According to the National Cancer Institute's Annual Report 2018 to the nation on the status of cancer in recent years, cases of prostate cancer (PCa) have increased slightly in recent years, after decades of steady decline. In response, the United States Preventive Task Force changed its long-term recommendation against PSA screening in May 2018. The new advice: Men 55-69 should discuss the pros and cons with their doctor and decide for themselves whether screening makes sense.
Why not? While the USPSTF acknowledges that PSA testing may offer a potential benefit to a small number of men at this age, it quickly adds that many men "may suffer potential screening damage, including false-positives, the additional ones Testing may require and possible prostate biopsy; about diagnosis and over-treatment; and treatment complications such as incontinence and erectile dysfunction. "
For legions of" well-cared "fellows ̵

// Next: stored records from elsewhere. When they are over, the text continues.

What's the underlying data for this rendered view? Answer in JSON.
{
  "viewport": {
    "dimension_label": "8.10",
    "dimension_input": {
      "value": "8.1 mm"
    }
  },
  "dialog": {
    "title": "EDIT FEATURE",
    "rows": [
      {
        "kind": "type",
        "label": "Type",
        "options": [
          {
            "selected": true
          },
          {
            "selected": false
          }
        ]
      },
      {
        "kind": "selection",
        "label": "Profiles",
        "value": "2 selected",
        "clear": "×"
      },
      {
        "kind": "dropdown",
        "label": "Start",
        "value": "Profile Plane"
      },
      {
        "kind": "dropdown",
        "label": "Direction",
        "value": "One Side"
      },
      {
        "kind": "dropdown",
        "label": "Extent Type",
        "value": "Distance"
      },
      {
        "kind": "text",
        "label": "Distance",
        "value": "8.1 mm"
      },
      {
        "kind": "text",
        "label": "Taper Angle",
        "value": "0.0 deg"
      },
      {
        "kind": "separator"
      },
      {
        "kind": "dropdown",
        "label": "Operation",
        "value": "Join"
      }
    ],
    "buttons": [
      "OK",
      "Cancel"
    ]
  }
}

"We have been taught to believe that it is virtuous to act in the face of risks to our health," says biomedical ethicist Arthur Caplan, Ph.D., from NYU's Langone Medical Center. "It turns out, however, that this is not always the case, especially if the action you perform, such as PSA screening, does not work very well. Sometimes it is more virtuous to do nothing. "